He warmed up with his sixth consecutive Great North Run half-marathon victory last month and, without Kipchoge in the field, hopes to return to winning ways.

Eliud Kipchoge and Mo Farah square up to each other in a photo session ahead of the 2019 London Marathon

Farah will face three men with faster personal bests than his 2:05:11 recorded in claiming last year's race.

Lawrence Cherono poses perhaps the biggest threat after his win in April's Boston Marathon.

That performance looks even better now with the man he beat in a sprint to the line, Lelisa Desisa, going on to become world champion last week in Doha.

Dickson Chumba is another Kenyan hoping to come out on top in Chicago.

The 32-year-old set his personal best of 2:04:32 in taking the 2014 edition, but failed to complete last year's race.

In 2019, he was a distant third in March's Tokyo Marathon behind Ethiopia's Birhanu Legese.

Seifu Tura was a late addition to the field with the 22-year-old boasting victories in Milan and Shanghai last year.

The Ethiopian has a personal best of 2:04:44 from his seventh in Dubai at the start of 2018, but failed to finish in Tokyo on his last marathon outing.

Brigid Kosgei celebrates winning the women's elite race at the 2019 London Marathon

Kosgei chases history

Brigid Kosgei has established herself as one of the world's leading female road runners with four wins in eight marathons.

The 25-year-old was second in the 2017 Chicago Marathon and the 2018 London Marathon before going one better in both races in impressive times.

Immediately after her London victory in April, she said she would be going to Chicago to defend her crown rather than go for the World Championships.

The Kenyan is clearly in excellent form having run 1:04:28 - the fastest half-marathon in history - to take last month's Great North Run although the course layout meant it could not count as a world record.

That preparation gives her a chance of improving on her personal best of 2:18:20 set in London and threatening Mary Keitany's 2017 world record of 2:17:01.

She could even come close to Paula Radcliffe's 2003 mark of 2:15:25 achieved with male pacemakers.

Tokyo 2020 is definitely in her thoughts, but Chicago is her immediate focus.

"I would like to compete in the Olympics but there are hurdles to be cleared before thinking of the Olympics.

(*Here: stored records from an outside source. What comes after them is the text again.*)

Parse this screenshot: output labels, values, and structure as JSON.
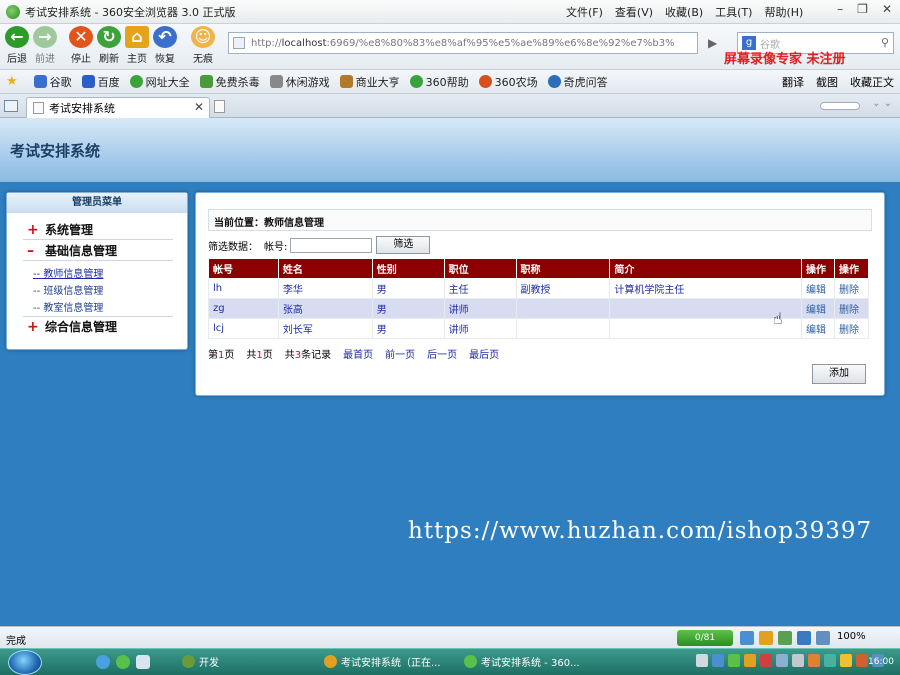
{
  "browser": {
    "window_title": "考试安排系统 - 360安全浏览器 3.0 正式版",
    "menus": [
      "文件(F)",
      "查看(V)",
      "收藏(B)",
      "工具(T)",
      "帮助(H)"
    ],
    "window_buttons": [
      "–",
      "❐",
      "✕"
    ],
    "toolbar": {
      "back": "后退",
      "forward": "前进",
      "stop": "停止",
      "refresh": "刷新",
      "home": "主页",
      "restore": "恢复",
      "incognito": "无痕"
    },
    "address_prefix": "http://",
    "address_host": "localhost",
    "address_rest": ":6969/%e8%80%83%e8%af%95%e5%ae%89%e6%8e%92%e7%b3%",
    "search_placeholder": "谷歌",
    "recorder_watermark": "屏幕录像专家  未注册",
    "favorites": [
      "谷歌",
      "百度",
      "网址大全",
      "免费杀毒",
      "休闲游戏",
      "商业大亨",
      "360帮助",
      "360农场",
      "奇虎问答"
    ],
    "favorites_right": [
      "翻译",
      "截图",
      "收藏正文"
    ],
    "tab_title": "考试安排系统",
    "tab_close": "✕",
    "status_text": "完成",
    "status_counter": "0/81",
    "zoom": "100%"
  },
  "app": {
    "system_title": "考试安排系统",
    "menu_head": "管理员菜单",
    "menu_groups": [
      {
        "sign": "+",
        "label": "系统管理"
      },
      {
        "sign": "–",
        "label": "基础信息管理"
      },
      {
        "sign": "+",
        "label": "综合信息管理"
      }
    ],
    "menu_subitems": [
      "-- 教师信息管理",
      "-- 班级信息管理",
      "-- 教室信息管理"
    ],
    "breadcrumb": "当前位置：教师信息管理",
    "filter_label": "筛选数据：",
    "account_label": "帐号:",
    "filter_value": "",
    "filter_button": "筛选",
    "table": {
      "headers": [
        "帐号",
        "姓名",
        "性别",
        "职位",
        "职称",
        "简介",
        "操作",
        "操作"
      ],
      "rows": [
        [
          "lh",
          "李华",
          "男",
          "主任",
          "副教授",
          "计算机学院主任",
          "编辑",
          "删除"
        ],
        [
          "zg",
          "张高",
          "男",
          "讲师",
          "",
          "",
          "编辑",
          "删除"
        ],
        [
          "lcj",
          "刘长军",
          "男",
          "讲师",
          "",
          "",
          "编辑",
          "删除"
        ]
      ]
    },
    "pager": {
      "page_prefix": "第",
      "page_num": "1",
      "page_suffix": "页",
      "total_prefix": "共",
      "total_num": "1",
      "total_suffix": "页",
      "records_prefix": "共",
      "records_num": "3",
      "records_suffix": "条记录",
      "first": "最首页",
      "prev": "前一页",
      "next": "后一页",
      "last": "最后页"
    },
    "add_button": "添加"
  },
  "overlay_watermark": "https://www.huzhan.com/ishop39397",
  "taskbar": {
    "dev_label": "开发",
    "tasks": [
      "考试安排系统（正在...",
      "考试安排系统 - 360..."
    ],
    "clock": "16:00"
  },
  "colors": {
    "table_header": "#8b0000",
    "page_bg": "#2f7fc0",
    "link": "#1d2aa8",
    "plus_minus": "#d01010",
    "recorder_red": "#e0201e"
  }
}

For now, winning in Chicago will be important and then we will see how 2020 turns out" - Brigid Kosgei as reported by Xinhua

Brigid Kosgei on her way to victory in the 2019 London Marathon

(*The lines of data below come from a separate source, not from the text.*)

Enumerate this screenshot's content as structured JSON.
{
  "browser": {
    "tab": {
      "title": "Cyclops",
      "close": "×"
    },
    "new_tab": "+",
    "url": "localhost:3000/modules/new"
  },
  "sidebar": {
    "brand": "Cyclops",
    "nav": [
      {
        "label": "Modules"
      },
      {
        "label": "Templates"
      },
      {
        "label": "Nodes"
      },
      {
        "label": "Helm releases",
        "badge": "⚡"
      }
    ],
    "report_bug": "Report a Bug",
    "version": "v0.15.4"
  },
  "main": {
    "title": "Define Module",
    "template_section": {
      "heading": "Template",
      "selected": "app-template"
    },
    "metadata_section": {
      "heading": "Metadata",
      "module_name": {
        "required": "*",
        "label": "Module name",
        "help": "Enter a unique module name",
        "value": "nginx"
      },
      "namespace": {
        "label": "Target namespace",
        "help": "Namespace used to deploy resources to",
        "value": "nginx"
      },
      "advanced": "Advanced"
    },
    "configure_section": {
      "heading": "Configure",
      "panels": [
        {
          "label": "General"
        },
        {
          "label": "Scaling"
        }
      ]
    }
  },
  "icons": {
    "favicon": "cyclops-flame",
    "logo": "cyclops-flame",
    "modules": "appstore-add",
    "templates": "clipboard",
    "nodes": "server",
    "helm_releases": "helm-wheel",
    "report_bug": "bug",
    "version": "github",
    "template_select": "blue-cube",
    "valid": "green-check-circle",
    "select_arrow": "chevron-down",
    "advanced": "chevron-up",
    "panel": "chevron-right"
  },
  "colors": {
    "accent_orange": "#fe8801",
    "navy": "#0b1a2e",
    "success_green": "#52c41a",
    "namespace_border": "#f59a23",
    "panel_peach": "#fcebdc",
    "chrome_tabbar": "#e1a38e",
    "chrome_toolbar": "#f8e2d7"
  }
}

Kosgei's biggest danger will almost certainly be world number six Gelete Burka.

The Ethiopian has won her last two marathons, following up her Ottawa victory in May last year by taking this April's Paris Marathon.

Only Kosgei has a better personal best than Burka's 2:20:45, and it looks like these two will end up battling out the closing stages.

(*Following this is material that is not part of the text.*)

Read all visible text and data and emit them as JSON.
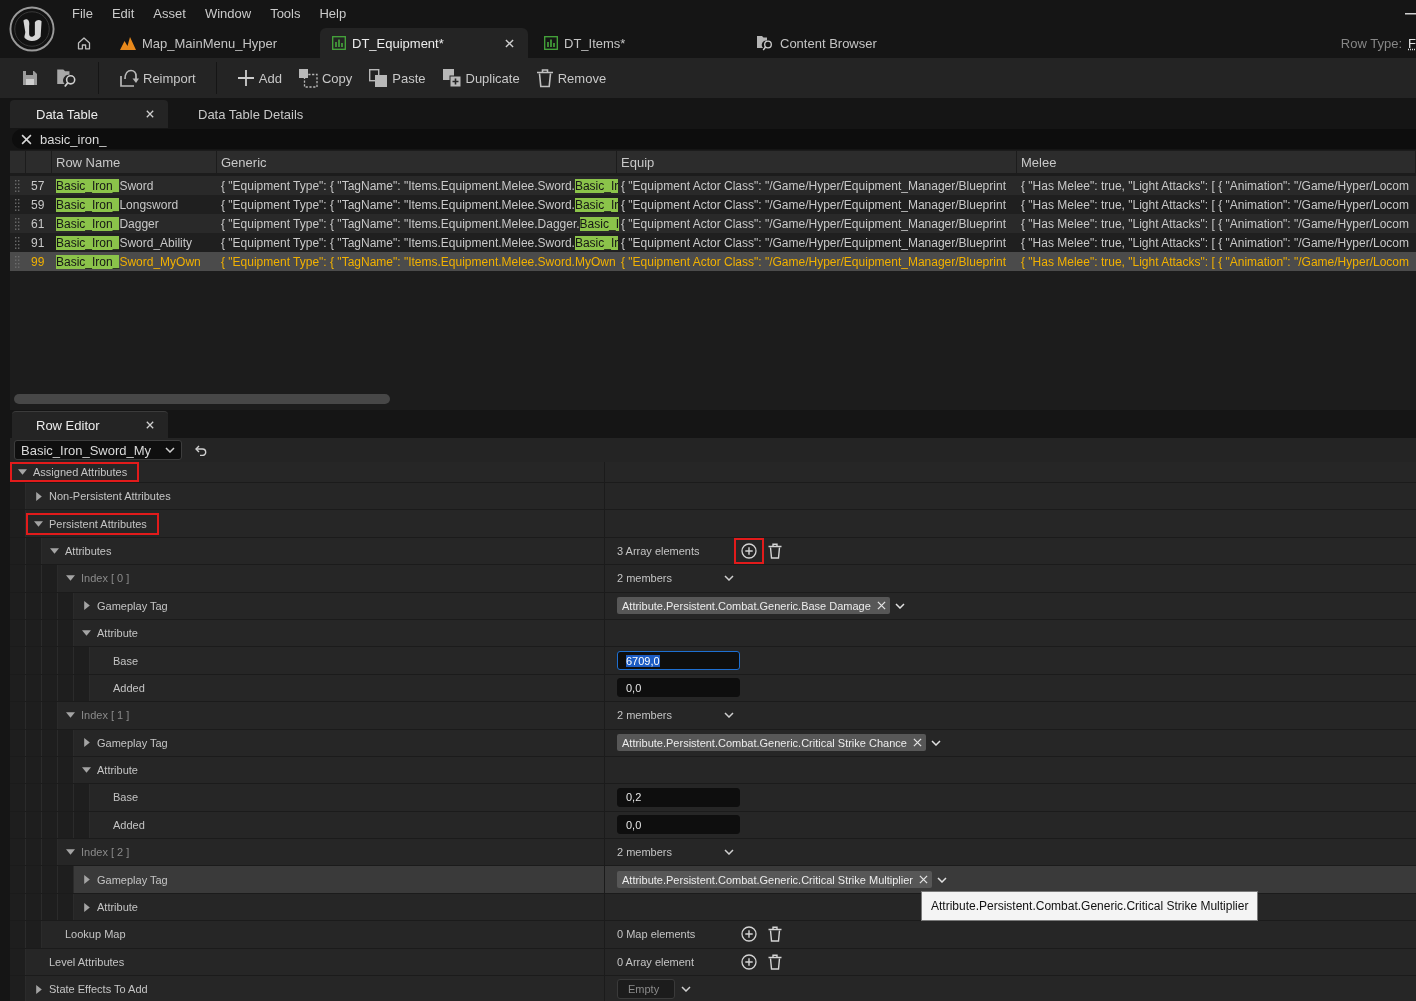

Gelete Burka wins the 2019 Paris Marathon in April

Schaer aims to continue dominance

Manuela Schaer has been in a class of her own for the past year.

The Swiss has won every major race since Berlin in September 2018 with her unbeaten run currently standing at seven.

When she retained her Berlin crown last month, Schaer completed a unique season Grand Slam of the six Marathon Majors.

Schaer - a three-time Paralympic Games medallist on the track - will be expected to take her winning streak to eight when she defends her Chicago Marathon title on Sunday.

She won't be able to afford to let her level drop, however, with three-time winner Amanda McGrory and eight-time champion Tatyana McFadden - Schaer's nearest competitor in the past couple of years - leading a strong home challenge and Australia's Madison De Rozario hoping to go one better than her second place last year.

Daniel Romanchuk and Manuela Schaer pose for photos with the Duke of Sussex after winning the 2019 London Marathon

Daniel Romanchuk returns to the scene of his first Marathon Major victory with the young American now firmly established as the man to beat.

The 21-year-old from Maryland took four wins out of six to take the overall title last season, starting off by edging out Marcel Hug in Chicago 12 months ago.

Four-time winner Josh George and 2013 victor Ernst van Dyk look set to provide his biggest threats with veteran David Weir, runner-up in Berlin last month, also vying for a podium finish.